The trial focuses on one Calabria province, Vibo Valentia, whose family clans are dominated by Luigi 'The Supreme' Mancuso, 67, himself on trial after serving a 19-year sentence for drug and mafia crimes until 2012.
'Without the consent of Luigi Mancuso you can't open any business,' testified his nephew, Emanuele Mancuso, in March.
With nicknames like Lamb Thigh, Sweetie, Wolf and The Wringer, the defendants - many of whom are related - are alleged bosses and operatives, as well as their white-collar enablers.
They are accused of procuring weapons, gathering votes or delivering messages.
Others allegedly collected and distributed cash to prisoners, acted as accountants, or managed relations with mafia in other regions. Still others determined extortion targets and planned ambushes.
Emanuele Mancuso (pictured), the nephew of mafia boss Luigi, testified in the trial
The extent of the 'Ndrangheta's reach in the local economy has made it near impossible to eradicate.
The court has heard of ambulances moving drugs, water supplies diverted to marijuana crops and drowned migrants buried without coffins after rigged public tenders.
Informant Mantella, a high-ranking member who confessed to numerous murders, said the gang paid 70,000 euros (£60,000) to release him from prison to a medical clinic where 'I did what I wanted', underscoring the 'Ndrangheta's financial clout.
Mantella and another state witness also testified that the 'Ndrangheta paid 50,000 euros (£42,000) to former senator and lawyer, Giancarlo Pittelli, who protests his innocence, for trial fixing.
The defendants also include police, court workers, mayors and other officials - some allegedly meeting mafia in illegal Masonic lodges.
Calabrian journalist Consolato Minniti told AFP the maxi-trial is the first to go 'above and beyond the 'military' side of the 'Ndrangheta'.
'Until today, judges have generally targeted those who shoot,' he said.
In the past 30 years, 110 city councils in Calabria have been dissolved over mafia infiltration - some three times, including Lamezia Terme where the trial is being held.
Italian anti-mafia prosecutor Nicola Gratteri is pictured with his police protection in Rome amid the huge trial
The Mancuso family's home town, Limbadi, was the first.
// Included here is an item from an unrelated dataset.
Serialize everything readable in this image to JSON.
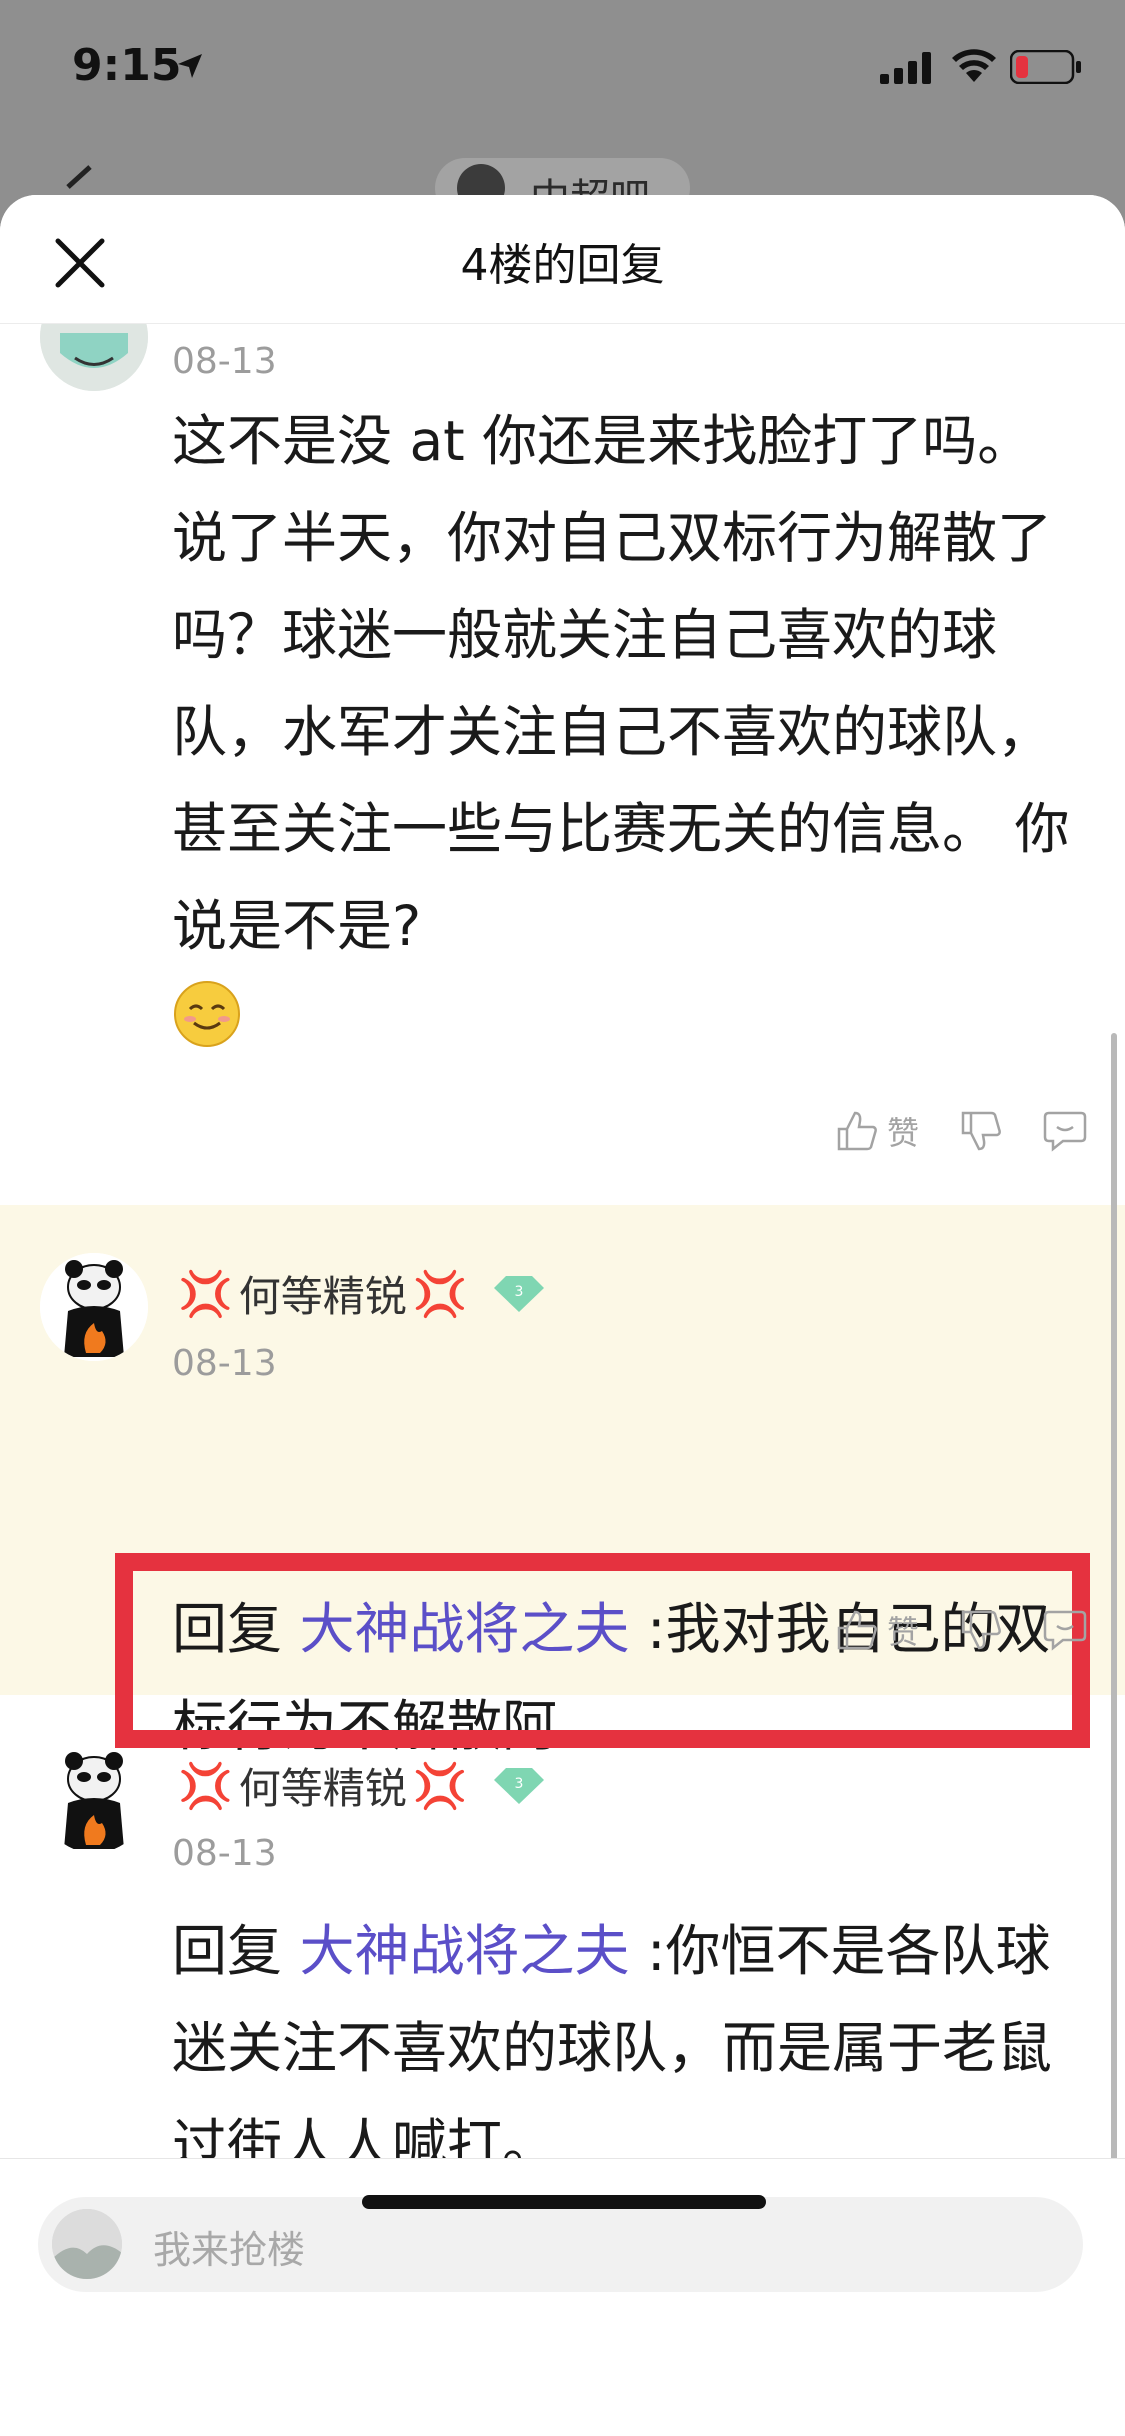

Its administration was dissolved by Italy's president in 1983 after a fugitive boss, Francesco 'Ciccio' Mancuso, was elected mayor in absentia.
Allegations in the 351-page indictment show how the 'Ndrangheta will stop at nothing to pursue its aims.
Various tactics are used to coerce protection money, force owners to sell below market value, get businesses to switch to mafia suppliers, or chase loans with extortionate interest, sometimes above 200 percent.
Dead animal heads have been dumped on the doorsteps of resisters, threatening phone calls made, beatings meted out, cars torched, Molotov cocktails thrown and shots fired.
Suspects in five murders, including a 'Ndrangheta member killed in 2002 because of his homosexuality, are in the dock in the maxi-trial.
There were 1,320 mafia-related murders in Calabria from 1983 to 2018, according to the authorities.
In a May 2017 episode captured on wiretap and included in the indictment, a 'Ndrangheta member called the brother of a woman who lost 7,000 euros of marijuana after a police seizure.
'Let's try to get this money back or (you'll) find your sister in a cement pillar,' the caller said.
'Because these people don't joke around.'
The trial continues.